So far today, the index is retreating 0.8% at 6,517 in mid-day stock trading action, primarily dragged by energy, real estate, finance, and communication services factors, while the basic materials segment is advancing strongly.
Recent data from the British Retail Consortium indicated that average prices of goods sold within the United Kingdom slipped 2.2% in January compared to a year ago – the largest drop seen since the first lockdown.
This downtick in retail prices can be explained by the deflationary pressures caused by lockdowns, as consumers spend less and save more while they remain confined within their homes.
Meanwhile, a surge in online shopping – a traditionally less expensive channel to buy from – has also pressured retail prices to go down as physical stores are forced to slash their prices to attract consumers.

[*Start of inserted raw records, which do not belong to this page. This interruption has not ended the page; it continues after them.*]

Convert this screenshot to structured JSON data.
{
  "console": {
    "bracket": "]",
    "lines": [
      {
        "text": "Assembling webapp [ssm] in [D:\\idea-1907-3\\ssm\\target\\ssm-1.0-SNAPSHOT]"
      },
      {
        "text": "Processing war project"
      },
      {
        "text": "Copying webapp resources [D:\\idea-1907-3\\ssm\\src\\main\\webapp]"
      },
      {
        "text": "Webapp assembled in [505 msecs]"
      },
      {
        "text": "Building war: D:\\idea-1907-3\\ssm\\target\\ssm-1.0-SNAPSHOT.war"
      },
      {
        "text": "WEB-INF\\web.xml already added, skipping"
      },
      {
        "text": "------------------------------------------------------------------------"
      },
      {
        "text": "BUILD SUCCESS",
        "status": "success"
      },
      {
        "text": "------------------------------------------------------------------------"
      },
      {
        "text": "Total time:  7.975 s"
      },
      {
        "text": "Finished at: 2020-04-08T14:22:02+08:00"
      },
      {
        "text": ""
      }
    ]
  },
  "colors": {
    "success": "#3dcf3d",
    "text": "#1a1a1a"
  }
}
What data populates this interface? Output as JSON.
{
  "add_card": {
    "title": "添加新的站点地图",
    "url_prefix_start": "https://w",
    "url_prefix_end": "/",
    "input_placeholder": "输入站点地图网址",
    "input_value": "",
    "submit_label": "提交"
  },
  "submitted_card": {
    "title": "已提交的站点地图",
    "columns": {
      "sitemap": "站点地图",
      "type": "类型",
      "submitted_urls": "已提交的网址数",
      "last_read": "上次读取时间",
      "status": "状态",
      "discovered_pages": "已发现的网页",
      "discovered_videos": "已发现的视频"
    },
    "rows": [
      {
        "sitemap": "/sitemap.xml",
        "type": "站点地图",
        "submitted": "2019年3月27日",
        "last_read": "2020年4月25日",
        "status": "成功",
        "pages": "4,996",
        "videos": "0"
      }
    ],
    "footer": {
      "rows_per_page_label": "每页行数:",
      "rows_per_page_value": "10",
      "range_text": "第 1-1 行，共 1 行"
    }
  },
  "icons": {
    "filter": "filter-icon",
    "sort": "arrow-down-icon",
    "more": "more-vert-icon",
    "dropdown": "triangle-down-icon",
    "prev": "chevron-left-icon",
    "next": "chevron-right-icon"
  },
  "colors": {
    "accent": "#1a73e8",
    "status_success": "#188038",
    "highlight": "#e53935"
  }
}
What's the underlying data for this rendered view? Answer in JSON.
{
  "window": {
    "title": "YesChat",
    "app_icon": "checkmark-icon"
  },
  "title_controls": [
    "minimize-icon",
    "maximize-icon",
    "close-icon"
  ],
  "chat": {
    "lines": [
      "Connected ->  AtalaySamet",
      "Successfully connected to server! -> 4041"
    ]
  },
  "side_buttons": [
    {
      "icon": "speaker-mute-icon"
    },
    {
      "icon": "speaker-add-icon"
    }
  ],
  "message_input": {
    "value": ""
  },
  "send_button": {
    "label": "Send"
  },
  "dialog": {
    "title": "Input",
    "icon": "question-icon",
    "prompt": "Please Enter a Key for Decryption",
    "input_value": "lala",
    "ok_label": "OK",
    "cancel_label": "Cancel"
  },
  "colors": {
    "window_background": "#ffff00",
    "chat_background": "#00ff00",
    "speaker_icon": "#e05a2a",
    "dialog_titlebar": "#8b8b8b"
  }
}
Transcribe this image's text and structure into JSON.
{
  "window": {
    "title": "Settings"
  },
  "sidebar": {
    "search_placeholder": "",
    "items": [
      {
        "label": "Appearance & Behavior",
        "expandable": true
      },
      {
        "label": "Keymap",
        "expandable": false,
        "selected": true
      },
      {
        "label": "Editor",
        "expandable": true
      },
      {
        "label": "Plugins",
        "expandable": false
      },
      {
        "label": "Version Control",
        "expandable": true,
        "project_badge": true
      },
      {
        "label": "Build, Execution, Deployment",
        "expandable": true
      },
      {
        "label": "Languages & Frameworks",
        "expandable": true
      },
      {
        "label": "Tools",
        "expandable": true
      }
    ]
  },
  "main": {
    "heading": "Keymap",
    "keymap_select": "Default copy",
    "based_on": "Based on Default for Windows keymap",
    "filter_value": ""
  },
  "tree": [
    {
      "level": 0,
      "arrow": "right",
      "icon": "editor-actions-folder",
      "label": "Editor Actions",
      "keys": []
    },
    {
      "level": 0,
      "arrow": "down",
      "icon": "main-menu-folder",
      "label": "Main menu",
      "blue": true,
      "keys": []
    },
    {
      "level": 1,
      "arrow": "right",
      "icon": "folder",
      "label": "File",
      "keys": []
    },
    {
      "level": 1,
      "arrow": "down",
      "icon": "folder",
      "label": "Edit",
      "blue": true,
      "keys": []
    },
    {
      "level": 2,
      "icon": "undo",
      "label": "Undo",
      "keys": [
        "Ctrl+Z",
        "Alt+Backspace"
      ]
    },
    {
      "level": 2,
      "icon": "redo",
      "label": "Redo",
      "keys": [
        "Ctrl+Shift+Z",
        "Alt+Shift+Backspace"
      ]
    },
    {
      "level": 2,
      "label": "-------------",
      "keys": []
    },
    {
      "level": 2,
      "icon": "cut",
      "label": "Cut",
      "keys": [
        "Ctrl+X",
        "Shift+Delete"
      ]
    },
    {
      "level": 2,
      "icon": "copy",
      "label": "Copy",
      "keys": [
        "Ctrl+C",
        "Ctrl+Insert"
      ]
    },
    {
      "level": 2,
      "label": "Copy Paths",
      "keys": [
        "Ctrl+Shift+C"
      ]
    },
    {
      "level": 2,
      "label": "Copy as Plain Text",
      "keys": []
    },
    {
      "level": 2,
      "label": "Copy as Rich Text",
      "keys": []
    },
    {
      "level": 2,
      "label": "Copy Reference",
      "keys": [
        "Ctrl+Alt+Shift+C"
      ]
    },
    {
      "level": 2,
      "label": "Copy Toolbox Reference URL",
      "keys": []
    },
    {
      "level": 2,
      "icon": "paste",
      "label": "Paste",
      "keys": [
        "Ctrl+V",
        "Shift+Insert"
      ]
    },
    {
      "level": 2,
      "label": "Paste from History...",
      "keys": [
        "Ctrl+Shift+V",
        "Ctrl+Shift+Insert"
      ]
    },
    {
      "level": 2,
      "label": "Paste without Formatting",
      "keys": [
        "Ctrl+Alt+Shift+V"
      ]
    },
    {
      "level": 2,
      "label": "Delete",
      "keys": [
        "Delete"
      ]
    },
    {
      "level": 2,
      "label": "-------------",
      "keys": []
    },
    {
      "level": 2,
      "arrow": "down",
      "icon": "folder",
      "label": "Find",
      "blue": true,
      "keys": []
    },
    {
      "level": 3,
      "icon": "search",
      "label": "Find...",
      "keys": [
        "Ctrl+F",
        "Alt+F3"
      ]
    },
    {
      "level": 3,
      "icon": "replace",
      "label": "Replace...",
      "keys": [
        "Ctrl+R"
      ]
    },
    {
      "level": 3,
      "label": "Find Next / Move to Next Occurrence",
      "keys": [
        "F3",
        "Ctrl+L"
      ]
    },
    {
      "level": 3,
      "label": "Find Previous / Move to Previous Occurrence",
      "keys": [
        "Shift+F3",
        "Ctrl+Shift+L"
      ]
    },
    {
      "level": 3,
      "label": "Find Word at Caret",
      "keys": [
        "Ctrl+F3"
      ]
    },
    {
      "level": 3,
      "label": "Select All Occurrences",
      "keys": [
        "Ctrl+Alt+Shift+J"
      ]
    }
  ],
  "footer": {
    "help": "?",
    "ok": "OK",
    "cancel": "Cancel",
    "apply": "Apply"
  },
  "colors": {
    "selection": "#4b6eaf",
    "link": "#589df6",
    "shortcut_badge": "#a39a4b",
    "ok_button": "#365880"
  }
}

Moreover, only two days ago, the International Monetary Fund (IMF) slashed its 2021 forecast GDP forecast for the British economy, cutting its prediction from a previous 5.9% to 4.5% as retail sales plunged 50% in January amid a second wave of lockdowns.
The number of daily virus cases in the country has been steadily declining, moving down from its 8 January peak of 68,000 cases to 25,000 cases reported yesterday, according to data from virus-tracking website Worldometers.
That said, the UK reported its highest number of daily deaths since the pandemic started on 20 January, with 1,820 individuals passing amid the virus while yesterday’s tally ended at 1,725 deceases.
Vaccinations keep advancing but not fast enough
According to data from the National Health Service, the government has administered a first dose of the COVID-19 vaccine to a total of 6.2 million UK residents – roughly 10% of the population in the first 27 days of the year.
At this pace, it would take months for the country to fully inoculate the country’s entire population which is possibly one of the reasons why the British stock index has been moving lower in the past few days, as market players anticipate that lockdowns could endure for longer than they initially anticipated.
In this regard, it is also important to note that the number of hospitalized patients who have contracted the virus has surged above April 2020 levels, with a total of 4,000 patients currently needing mechanical ventilation beds while the number of hospitalized individuals is also standing near the 40,000 level – roughly twice the number seen in April during the first lockdown.
What’s next for the FTSE 100 index?
The FTSE 100 index is currently pausing at its post-pandemic June highs – a level that served as resistance previously and that appears to be serving as support today as the negative momentum continues.
The virus situation seems to be the most important driver for the index at the moment, as market players seem to be keeping an eye on how the rhythm of vaccinations advances in the first few weeks of February.
If the number of daily inoculations were to increase its pace over the coming weeks, chances are that stocks could rebound off these lows as the end of lockdowns would come quicker than expected.
However, if the virus situation worsens or vaccines prove less effective in inoculating individuals against new strains of the virus, the index could collapse below the current level.
For now, aggressive short-sellers could wait for the price action to move below the 6,500 threshold to take a short position in the index, expecting that the negative momentum might accelerate if such a break were to take place.
Meanwhile, conservative traders might wait for the price to move below the 6,300 level for further confirmation that the latest uptrend has been effectively reversed.